Laetitia Kasongo | January 18, 2021
In Goma, a city in eastern DRC, Chris Ayale’s agricultural business is growing rapidly during the COVID-19 lockdown. In 2018, Mr. Ayale launched Kivu Green, an online platform for buying and selling agricultural products. Producers can use their phones to post their products and receive orders. Buyers can look at what is available online, at prices, and place an order. This is particularly useful when restrictions limit the ability of formal and informal vendors to travel from cities to rural areas. While not all farmers have access to a phone to take advantage of this digital platform, Sivirwa Baseme, a representative of formal and informal traders, says the traders’ co-operative has joined the platform to trade on behalf of its members.
It is 5:30 a.m. in Goma, in eastern Democratic Republic of Congo, or DRC. Chris Ayale is a young entrepreneur who has lived here for the past few years. Phone in hand, he is trying to contact his regular customers, a sort of daily check. He explains, “Our goal is to put in place technological solutions particularly focusing on facilitating, connecting, optimizing, and promoting … agriculture, fishing, and breeding in the DRC.”
This is why Mr. Ayale created his business, Kivu Green, in 2018. Kivu Green is an online platform that uses SMS to enable producers to sell their harvests on-site, thanks to mobile phones. Kivu Green has had a positive impact on Congolese youth, creating many jobs.

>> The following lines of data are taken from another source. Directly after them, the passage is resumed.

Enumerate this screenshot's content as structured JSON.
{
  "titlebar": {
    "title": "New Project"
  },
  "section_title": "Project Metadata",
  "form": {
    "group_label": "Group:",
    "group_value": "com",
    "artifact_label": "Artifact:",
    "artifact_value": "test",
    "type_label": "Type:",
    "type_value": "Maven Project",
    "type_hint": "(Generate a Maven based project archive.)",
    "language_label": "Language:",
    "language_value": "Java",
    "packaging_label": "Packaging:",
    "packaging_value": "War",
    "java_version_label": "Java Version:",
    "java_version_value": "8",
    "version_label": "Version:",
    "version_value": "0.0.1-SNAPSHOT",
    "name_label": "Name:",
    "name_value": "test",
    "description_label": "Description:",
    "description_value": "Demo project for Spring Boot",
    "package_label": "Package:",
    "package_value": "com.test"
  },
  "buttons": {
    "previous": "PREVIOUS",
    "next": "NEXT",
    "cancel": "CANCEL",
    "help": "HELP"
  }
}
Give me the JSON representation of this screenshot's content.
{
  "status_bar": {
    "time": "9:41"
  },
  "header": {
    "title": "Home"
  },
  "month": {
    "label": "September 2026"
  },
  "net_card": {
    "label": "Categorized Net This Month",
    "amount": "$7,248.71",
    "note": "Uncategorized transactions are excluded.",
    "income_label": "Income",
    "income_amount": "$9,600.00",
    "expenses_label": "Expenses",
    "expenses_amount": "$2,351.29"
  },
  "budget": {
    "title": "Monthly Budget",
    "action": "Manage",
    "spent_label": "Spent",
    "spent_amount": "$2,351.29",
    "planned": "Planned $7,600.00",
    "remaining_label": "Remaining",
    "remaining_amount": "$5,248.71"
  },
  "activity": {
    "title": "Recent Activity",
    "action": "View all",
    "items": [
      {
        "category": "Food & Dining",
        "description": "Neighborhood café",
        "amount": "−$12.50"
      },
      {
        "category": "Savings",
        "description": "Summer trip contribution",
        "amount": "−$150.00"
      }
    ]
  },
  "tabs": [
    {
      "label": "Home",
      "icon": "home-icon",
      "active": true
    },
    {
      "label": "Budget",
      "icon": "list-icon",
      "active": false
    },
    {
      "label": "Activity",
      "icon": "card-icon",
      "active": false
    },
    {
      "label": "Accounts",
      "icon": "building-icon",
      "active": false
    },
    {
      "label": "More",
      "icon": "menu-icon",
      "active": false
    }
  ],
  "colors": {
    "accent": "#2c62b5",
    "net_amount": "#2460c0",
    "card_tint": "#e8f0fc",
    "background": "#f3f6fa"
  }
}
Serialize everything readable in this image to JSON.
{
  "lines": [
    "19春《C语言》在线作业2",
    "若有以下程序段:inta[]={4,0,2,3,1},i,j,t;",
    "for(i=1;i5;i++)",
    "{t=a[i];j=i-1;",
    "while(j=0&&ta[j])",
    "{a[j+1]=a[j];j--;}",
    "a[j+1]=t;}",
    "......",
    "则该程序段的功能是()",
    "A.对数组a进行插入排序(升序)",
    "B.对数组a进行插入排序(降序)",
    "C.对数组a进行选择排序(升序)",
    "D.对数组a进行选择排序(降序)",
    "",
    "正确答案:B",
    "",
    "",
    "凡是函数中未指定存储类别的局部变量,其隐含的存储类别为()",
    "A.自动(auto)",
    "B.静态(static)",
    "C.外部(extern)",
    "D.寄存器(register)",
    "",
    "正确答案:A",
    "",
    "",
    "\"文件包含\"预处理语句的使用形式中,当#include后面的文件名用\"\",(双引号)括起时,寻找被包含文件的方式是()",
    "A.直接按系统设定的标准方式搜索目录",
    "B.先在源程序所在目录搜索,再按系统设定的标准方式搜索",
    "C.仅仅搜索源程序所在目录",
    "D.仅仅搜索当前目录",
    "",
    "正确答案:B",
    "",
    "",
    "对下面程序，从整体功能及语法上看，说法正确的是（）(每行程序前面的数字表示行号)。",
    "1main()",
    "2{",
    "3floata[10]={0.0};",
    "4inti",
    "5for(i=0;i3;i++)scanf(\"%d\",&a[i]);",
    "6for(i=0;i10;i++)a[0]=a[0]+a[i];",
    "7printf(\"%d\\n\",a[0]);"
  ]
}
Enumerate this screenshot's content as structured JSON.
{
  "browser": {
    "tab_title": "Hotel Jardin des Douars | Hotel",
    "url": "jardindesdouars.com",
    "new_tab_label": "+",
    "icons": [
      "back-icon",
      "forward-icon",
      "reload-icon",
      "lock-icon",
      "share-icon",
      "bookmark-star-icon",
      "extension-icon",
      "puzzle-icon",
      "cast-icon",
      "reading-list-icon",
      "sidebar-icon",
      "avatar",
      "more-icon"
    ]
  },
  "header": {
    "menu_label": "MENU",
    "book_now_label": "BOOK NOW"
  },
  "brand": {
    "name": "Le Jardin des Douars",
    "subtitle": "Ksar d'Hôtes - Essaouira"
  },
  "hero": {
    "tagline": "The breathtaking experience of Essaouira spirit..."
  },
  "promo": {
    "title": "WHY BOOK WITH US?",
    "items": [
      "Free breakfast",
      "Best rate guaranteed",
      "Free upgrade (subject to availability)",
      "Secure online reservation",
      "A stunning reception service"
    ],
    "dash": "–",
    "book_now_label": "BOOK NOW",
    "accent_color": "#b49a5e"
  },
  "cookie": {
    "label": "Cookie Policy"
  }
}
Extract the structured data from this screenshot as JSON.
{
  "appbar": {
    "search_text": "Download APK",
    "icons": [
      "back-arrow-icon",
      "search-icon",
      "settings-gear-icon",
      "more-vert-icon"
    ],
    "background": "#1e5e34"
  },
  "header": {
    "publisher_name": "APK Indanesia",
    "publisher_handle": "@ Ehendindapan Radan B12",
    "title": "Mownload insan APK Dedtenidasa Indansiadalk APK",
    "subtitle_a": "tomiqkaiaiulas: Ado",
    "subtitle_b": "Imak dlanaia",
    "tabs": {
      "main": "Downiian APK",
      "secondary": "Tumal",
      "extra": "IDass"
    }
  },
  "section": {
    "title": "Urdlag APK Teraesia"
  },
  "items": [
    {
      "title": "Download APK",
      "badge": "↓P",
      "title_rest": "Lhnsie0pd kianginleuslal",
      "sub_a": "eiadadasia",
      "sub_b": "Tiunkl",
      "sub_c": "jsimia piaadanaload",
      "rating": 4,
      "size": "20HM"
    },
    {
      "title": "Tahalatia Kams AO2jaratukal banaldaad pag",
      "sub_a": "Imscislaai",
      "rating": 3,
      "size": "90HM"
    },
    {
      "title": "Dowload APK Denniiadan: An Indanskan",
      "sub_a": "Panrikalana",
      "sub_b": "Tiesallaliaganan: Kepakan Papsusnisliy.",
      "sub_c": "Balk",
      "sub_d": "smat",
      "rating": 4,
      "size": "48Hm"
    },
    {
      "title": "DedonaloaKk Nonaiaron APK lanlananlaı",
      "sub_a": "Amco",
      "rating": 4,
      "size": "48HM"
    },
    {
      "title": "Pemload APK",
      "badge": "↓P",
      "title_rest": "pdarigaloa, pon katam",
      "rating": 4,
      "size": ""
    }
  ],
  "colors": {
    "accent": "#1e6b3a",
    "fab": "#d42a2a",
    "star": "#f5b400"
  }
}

The business has not been affected by the COVID-19 crisis because the work is digital. In fact, Mr. Ayale says the business has grown. He explains, “With the onset of COVID-19, we saw a rapid 30% sales increase during lockdown. Every day, there is at least one customer who contacts me about selling or buying online.”
Because of the coronavirus, formal and informal vendors in cities have had trouble travelling to collect fruits, vegetables, and other goods from rural areas. They had to turn to new information technologies to place orders at a distance, using e-commerce tools like call centres, SMS, and WhatsApp.
When placing an order on the Kivu Green platform, a buyer can consult what is available and the price. Once an order is placed, delivery is made to the home free of charge via Kivu Green’s transport. These arrangements brought relief to local producers who no longer knew how to sell their goods.
Mr. Ayale collaborates with producers, co-operatives, vendors, public markets, hotels, restaurants, businesses, and NGOs in many places in the country, including Kinshasa, Masisi, Goma, Bukavu, Beni, and more. He says his business makes money on the platform through commissions and subscriptions.
Sifa Bulambo is a young woman who lives in Goma, a tourist town in DRC. She says that, since the lockdown, she has been using Kivu Green. She learned about the platform from her entrepreneur friends. Mrs. Bulambo says: “To make an online order, I just need the link to the Kivu Green app, which directs me to the option to display each product and its price in local currency. After choosing the product, I can easily place my order via telephone networks—using Airtel money or funds from other cellular networks.”
For Mrs. Bulambo, although the Kivu Green platform is easy and innovative, the public market retains an appeal. She explains: “With the app, the price remains fixed. I don’t have the opportunity to haggle as I usually do when I’m at the Virunga market, for example. I suggest that we make this sales app in the Congolese style by adding, if possible, the option to haggle.”
Jean Basabose Hakimana is a young entrepreneur living in Masisi, North Kivu, about 80 km from Goma. He learned about Kivu Green at a conference for young entrepreneurs in Goma. Since then, he has been selling his produce on the platform without difficulty. He says: “To become a collaborator, I had to open an account in the Kivu Green app to get information on different transactions on the market. For each order, the company contacts us by phone and makes arrangements for us to send our products to them, which in turn makes the delivery.”
Sivirwa Baseme is a representative of formal and informal traders. He finds this online practice innovative, but says some of his members have trouble using the new app because it relies on new technology that not everyone has access to. He explains: “The world is changing, but we notice that not everyone in Congo has an Android phone. Many live from hand to mouth and fail to meet their needs. This is why we have joined this initiative to sign a contract on behalf of the buyers’ co-operative to allow our members, who have trouble selling their products in public markets, to come and try their luck thanks to this Kivu Green application.”
E-commerce is new in North Kivu and many people didn’t know how to use it. But thanks to the strategy of holding small training sessions with various Kivu Green partners, things are starting to improve. Some people no longer travel to purchase products, avoiding the risk of being infected with COVID-19. Yet internet connectivity—and cost—remains a hurdle for buyers and sellers.
This resource is undertaken with the financial support of the Government of Canada provided through Global Affairs Canada.